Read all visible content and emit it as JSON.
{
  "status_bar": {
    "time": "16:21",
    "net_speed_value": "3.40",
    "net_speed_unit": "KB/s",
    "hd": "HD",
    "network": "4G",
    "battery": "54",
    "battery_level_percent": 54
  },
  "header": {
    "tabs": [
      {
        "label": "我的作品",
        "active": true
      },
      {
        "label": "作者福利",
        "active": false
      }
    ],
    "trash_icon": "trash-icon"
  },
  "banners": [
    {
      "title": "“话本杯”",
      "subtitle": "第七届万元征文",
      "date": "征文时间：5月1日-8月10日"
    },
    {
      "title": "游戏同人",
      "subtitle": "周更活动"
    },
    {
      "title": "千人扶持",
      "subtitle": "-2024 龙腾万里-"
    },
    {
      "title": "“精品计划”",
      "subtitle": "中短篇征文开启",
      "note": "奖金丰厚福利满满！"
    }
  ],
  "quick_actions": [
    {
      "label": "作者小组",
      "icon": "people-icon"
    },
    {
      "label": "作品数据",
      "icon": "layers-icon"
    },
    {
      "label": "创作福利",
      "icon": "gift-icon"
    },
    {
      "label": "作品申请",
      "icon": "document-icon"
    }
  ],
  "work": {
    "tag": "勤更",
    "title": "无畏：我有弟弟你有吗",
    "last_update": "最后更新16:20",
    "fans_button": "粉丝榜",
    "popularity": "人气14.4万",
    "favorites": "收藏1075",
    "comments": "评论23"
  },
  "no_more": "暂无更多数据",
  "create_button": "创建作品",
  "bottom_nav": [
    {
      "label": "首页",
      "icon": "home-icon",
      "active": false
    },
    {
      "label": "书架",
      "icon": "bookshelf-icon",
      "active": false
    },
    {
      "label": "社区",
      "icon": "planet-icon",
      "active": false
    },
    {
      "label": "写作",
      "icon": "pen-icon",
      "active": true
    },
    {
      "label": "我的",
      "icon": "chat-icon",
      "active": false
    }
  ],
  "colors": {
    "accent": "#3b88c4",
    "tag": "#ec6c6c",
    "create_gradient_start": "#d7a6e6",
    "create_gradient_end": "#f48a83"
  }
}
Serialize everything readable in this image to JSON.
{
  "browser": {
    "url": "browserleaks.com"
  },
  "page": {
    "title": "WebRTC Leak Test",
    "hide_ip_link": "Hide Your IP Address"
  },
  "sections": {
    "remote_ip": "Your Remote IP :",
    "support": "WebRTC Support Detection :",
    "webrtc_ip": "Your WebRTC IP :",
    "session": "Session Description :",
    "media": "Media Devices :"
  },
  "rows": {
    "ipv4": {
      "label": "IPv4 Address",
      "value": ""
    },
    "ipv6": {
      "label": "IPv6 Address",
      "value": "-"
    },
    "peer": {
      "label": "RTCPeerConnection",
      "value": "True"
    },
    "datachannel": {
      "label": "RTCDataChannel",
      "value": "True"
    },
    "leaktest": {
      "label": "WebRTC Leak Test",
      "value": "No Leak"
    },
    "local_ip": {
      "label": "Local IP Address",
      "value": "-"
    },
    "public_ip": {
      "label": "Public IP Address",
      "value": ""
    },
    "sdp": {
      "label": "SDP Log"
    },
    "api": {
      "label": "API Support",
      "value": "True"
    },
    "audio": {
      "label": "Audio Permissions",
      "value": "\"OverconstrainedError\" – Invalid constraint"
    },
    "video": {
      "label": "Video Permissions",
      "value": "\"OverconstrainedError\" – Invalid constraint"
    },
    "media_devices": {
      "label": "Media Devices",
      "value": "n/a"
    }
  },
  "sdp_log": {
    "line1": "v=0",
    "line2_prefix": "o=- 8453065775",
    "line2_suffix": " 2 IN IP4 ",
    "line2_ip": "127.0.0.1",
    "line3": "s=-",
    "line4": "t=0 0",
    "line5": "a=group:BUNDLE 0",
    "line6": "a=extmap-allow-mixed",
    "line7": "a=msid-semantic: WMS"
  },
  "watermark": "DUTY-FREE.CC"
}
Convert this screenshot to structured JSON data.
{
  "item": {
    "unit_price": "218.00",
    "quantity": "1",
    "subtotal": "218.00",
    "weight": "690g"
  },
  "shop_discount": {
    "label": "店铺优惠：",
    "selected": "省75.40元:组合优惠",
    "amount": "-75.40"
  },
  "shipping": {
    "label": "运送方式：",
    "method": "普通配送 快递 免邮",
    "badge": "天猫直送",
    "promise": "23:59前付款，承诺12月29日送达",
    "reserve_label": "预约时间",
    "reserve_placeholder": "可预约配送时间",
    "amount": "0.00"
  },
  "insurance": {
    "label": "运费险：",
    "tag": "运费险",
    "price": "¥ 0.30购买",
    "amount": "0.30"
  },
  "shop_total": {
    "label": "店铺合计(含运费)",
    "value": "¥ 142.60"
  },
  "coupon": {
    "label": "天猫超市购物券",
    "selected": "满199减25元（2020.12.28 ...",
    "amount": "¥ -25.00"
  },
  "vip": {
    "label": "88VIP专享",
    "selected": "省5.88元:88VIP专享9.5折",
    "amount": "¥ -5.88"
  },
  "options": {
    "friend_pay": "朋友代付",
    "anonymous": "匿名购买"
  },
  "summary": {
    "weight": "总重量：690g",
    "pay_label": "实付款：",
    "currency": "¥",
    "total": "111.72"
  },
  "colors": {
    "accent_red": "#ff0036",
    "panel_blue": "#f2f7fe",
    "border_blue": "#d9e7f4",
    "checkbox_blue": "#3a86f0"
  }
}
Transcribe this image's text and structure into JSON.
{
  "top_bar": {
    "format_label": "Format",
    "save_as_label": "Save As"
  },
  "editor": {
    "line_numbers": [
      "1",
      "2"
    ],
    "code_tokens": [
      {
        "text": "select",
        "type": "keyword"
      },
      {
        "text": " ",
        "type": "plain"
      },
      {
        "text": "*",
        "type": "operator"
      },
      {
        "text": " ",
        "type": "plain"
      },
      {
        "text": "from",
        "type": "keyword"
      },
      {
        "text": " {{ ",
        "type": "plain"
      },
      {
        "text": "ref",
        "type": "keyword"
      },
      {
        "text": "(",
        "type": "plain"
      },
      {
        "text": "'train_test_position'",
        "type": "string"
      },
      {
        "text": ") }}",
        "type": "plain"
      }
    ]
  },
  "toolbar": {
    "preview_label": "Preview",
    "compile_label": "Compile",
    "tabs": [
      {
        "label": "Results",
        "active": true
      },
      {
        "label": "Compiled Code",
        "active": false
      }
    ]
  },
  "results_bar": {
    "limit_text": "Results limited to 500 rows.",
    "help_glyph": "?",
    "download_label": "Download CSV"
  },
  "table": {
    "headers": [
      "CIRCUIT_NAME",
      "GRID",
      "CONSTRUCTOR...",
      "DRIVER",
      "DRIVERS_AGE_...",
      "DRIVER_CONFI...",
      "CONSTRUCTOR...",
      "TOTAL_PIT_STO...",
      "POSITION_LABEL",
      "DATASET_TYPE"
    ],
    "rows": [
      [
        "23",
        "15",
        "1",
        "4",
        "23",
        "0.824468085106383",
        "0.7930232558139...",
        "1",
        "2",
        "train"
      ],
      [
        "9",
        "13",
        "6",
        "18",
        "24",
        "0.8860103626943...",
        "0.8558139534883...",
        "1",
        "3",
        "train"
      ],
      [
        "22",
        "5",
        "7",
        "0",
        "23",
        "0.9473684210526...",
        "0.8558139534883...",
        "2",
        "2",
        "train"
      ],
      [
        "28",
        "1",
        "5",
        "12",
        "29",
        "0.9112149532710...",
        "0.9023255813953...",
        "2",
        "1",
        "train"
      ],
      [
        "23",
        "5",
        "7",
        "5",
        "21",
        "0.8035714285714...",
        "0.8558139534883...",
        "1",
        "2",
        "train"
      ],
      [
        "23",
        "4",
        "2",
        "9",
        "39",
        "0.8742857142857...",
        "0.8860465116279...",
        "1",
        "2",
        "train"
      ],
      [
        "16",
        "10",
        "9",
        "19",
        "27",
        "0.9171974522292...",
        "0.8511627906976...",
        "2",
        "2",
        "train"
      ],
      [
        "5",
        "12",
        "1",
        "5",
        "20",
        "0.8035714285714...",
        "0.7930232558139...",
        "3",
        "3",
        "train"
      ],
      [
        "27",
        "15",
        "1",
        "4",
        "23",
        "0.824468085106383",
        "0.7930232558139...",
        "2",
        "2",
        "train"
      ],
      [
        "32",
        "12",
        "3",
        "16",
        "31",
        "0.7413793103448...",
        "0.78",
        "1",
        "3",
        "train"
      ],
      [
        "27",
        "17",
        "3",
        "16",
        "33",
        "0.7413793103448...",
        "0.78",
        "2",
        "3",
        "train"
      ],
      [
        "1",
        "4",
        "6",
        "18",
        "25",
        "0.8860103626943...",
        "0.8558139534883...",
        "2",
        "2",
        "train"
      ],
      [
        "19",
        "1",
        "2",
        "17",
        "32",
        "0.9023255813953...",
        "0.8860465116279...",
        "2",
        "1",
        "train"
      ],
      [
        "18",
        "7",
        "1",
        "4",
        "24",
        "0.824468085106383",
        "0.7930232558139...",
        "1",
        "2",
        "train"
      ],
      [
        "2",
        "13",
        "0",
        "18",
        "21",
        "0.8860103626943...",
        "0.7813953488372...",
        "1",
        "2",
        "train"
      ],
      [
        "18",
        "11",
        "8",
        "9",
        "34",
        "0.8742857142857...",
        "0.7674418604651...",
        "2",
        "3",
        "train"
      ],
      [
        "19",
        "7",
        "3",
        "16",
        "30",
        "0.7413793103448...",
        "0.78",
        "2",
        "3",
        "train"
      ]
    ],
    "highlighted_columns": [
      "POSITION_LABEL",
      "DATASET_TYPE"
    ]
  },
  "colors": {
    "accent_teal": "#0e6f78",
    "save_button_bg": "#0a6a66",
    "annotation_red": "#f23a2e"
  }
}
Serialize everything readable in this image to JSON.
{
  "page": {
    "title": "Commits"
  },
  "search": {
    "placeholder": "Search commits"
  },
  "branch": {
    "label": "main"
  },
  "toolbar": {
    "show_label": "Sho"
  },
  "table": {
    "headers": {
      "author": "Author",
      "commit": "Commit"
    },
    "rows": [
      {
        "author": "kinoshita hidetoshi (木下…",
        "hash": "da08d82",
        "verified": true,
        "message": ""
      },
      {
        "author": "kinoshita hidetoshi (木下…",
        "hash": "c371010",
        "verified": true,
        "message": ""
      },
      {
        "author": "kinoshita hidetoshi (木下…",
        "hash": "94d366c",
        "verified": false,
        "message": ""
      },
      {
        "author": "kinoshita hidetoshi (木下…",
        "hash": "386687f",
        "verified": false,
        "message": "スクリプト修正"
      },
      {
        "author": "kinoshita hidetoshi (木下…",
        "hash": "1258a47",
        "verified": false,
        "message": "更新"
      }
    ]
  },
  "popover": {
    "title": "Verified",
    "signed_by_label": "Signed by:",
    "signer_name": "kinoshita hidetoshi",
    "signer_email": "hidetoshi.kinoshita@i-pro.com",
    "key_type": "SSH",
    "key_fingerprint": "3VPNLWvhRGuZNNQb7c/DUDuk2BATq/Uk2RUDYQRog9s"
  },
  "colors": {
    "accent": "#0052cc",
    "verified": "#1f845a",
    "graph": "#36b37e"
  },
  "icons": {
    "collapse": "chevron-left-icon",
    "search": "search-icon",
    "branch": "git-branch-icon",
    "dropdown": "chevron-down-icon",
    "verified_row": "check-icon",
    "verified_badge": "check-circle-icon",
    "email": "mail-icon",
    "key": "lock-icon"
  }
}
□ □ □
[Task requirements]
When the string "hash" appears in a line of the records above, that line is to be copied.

[Your solution]
        "hash": "da08d82",
        "hash": "c371010",
        "hash": "94d366c",
        "hash": "386687f",
        "hash": "1258a47",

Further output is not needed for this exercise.